8. Don't be too available. Would you want to hire someone who leads with, "I'm and (sic) unemployed musician and have alot of free time"?

9. Focus on the positive aspects of the job, not the virtues of the ad. "I like on your add" may undermine your appeal to discerning employers.

10. No "regards" except "Best Regards." You are not responding "in regards to," "with regards to" or "with regarding of" anything.

11. Persistence, yes. Stalking, no. "Feel free to call me" is fine. "WELL, CALL ME!" is not, especially when repeated three times within a 24-hour period.

[dc]12[/dc]. A twofer: Don't refer to yourself in the third person and don't use quotes to describe your strengths, as in "Mark is a 'go-getter,' a 'mover and shaker' or a 'self-starter.'"


13. If possible, use some version of your actual name. Such monikers as "Bigg Doggg" and "Awesome1" might be off-putting to sensitive hirers.

14. Please, please do not call yourself an overachiever. You're applying for a part-time job on craigslist. You may be over capitalism. Or over the whole career thing. Or even over the edge. You are not over achieving.
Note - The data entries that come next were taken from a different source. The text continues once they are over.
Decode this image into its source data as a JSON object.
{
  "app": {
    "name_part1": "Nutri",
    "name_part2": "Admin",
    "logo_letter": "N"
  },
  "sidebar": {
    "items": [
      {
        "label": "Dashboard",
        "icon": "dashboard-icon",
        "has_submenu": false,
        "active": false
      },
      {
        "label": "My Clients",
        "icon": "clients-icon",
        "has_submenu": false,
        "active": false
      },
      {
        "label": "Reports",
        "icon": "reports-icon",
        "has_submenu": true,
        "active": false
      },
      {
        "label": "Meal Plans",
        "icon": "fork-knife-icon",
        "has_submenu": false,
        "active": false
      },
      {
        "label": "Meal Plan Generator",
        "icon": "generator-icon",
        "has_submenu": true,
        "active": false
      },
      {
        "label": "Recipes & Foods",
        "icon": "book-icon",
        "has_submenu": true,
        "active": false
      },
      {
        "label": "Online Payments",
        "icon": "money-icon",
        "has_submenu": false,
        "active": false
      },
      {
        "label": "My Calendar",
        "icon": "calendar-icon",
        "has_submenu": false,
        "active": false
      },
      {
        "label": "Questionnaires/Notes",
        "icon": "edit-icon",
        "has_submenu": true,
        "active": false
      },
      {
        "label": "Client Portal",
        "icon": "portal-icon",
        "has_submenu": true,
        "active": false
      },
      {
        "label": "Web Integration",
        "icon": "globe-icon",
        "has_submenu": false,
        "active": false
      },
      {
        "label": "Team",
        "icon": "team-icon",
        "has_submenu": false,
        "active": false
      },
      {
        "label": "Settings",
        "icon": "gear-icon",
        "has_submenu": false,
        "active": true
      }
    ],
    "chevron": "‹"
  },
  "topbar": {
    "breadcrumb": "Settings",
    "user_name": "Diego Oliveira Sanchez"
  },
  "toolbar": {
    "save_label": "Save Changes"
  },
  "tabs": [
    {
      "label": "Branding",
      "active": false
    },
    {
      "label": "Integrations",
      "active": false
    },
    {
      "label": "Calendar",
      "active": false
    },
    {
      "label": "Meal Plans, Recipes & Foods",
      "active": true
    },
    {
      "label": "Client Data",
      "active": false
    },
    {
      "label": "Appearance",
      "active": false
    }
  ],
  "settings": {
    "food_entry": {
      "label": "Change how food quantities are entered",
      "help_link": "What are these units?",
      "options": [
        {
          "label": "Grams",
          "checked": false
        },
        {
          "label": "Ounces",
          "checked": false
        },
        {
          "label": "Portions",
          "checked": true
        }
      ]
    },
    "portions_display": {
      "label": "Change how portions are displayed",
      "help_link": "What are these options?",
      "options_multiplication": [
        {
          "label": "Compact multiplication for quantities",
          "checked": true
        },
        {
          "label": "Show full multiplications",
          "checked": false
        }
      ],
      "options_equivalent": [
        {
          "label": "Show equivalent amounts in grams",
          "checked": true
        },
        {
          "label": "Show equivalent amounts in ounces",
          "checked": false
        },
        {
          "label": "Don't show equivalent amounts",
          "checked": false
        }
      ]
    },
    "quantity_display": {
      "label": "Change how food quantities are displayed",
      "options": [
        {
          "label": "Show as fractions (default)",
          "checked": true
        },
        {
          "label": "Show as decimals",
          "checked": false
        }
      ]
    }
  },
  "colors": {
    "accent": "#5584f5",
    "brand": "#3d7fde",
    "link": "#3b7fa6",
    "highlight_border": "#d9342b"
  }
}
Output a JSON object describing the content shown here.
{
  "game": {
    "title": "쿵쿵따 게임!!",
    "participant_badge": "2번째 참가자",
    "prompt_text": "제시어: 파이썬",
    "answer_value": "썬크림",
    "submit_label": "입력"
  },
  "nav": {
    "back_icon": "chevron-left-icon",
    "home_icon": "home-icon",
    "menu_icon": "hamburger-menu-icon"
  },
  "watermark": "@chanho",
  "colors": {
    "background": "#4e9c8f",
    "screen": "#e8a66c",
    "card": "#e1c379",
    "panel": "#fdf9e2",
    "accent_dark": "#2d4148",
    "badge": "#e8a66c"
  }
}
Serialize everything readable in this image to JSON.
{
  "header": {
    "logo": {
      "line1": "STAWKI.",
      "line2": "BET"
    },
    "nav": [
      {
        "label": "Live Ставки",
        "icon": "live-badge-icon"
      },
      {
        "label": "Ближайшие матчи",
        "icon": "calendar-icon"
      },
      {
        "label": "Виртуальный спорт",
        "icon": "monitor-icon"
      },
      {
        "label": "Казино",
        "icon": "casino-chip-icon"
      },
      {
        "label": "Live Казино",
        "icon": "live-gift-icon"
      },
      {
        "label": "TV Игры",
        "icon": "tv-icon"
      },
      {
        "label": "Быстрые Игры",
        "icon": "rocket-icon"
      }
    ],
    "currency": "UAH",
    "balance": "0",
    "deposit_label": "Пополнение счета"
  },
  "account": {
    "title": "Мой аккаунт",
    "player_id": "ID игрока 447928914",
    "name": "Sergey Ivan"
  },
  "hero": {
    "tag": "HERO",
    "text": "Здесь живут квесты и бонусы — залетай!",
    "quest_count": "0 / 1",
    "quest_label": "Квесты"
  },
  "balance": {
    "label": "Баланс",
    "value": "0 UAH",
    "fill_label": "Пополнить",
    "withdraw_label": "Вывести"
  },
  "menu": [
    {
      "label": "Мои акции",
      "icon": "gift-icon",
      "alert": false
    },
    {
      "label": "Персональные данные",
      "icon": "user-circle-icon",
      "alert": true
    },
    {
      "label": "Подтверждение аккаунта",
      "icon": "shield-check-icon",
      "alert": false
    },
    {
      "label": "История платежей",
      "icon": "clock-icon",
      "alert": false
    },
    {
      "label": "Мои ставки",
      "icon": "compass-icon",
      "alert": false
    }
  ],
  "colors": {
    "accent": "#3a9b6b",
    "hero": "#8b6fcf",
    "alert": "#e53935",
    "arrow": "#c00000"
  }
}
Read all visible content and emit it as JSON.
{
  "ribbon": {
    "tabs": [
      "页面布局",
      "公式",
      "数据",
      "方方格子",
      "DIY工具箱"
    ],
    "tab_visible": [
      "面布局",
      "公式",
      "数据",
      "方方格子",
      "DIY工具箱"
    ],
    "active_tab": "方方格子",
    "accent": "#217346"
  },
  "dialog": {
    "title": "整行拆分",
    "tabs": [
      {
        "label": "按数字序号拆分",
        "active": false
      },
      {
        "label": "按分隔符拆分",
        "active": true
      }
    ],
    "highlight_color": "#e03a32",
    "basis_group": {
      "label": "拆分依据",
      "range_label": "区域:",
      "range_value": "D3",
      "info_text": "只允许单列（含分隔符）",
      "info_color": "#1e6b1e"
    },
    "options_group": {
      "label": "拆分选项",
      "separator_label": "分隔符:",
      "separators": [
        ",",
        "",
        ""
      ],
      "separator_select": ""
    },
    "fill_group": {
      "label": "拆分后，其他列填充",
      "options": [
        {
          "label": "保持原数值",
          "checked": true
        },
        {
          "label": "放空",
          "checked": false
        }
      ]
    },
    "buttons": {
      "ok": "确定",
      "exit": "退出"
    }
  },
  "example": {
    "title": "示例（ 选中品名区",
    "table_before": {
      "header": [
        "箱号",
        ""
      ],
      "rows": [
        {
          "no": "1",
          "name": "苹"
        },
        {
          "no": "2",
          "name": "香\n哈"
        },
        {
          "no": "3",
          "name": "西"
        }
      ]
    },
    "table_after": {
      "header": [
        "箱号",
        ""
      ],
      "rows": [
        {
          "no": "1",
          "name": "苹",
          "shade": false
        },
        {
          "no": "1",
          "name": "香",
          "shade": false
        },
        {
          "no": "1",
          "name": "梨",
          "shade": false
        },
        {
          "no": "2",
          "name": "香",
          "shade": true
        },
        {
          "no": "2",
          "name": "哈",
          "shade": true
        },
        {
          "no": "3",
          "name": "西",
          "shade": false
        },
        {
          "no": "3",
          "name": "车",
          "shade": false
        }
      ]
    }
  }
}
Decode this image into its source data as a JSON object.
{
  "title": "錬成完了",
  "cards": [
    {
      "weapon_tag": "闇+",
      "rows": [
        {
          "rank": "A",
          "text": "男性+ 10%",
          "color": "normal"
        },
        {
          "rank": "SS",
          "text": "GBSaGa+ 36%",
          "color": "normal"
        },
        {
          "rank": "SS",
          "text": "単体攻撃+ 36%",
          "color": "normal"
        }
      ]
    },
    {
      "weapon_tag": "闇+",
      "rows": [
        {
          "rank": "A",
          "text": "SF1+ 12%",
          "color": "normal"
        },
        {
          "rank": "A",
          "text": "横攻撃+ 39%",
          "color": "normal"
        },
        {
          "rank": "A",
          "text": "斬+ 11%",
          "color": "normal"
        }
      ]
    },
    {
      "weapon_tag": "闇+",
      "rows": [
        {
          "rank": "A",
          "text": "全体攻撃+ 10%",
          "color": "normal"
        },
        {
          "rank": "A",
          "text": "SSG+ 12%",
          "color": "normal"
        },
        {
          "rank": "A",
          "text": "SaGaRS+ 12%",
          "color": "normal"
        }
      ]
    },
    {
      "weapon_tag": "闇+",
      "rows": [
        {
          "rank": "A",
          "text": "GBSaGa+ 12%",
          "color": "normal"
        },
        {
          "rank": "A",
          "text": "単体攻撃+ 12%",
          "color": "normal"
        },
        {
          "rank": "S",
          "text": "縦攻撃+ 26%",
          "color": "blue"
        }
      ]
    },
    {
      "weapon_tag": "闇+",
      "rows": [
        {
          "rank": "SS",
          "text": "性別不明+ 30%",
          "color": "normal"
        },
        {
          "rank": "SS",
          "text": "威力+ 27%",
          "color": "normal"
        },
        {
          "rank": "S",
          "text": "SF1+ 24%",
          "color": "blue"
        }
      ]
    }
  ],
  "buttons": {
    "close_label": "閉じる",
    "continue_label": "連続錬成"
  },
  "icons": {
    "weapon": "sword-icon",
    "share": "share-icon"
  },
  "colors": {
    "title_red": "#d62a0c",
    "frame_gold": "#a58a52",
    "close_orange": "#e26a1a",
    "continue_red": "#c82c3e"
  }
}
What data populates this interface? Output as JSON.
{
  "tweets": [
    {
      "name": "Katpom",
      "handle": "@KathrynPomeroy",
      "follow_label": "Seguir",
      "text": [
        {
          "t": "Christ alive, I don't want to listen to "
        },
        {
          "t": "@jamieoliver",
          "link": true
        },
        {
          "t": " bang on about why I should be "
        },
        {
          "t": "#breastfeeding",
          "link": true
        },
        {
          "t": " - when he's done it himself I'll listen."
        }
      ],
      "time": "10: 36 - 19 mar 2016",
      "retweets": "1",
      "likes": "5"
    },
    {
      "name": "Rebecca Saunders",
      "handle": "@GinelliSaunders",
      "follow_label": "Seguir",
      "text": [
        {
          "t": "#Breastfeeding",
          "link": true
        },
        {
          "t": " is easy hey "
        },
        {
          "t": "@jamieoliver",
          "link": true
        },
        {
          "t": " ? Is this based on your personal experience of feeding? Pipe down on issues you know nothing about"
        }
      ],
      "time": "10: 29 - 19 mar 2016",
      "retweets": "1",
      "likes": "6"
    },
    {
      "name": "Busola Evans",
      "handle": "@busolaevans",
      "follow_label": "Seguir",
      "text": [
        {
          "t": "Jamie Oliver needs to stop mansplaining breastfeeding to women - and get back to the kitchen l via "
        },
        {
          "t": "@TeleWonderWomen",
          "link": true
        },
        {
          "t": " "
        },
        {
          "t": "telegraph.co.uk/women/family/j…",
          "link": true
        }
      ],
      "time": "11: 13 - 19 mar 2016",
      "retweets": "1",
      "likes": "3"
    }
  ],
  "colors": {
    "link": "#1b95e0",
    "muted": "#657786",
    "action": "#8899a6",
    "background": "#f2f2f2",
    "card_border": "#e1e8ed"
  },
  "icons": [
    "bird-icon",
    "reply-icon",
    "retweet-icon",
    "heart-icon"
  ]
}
Michael Sigman
Huffington Post

Thursday, 7 November 2013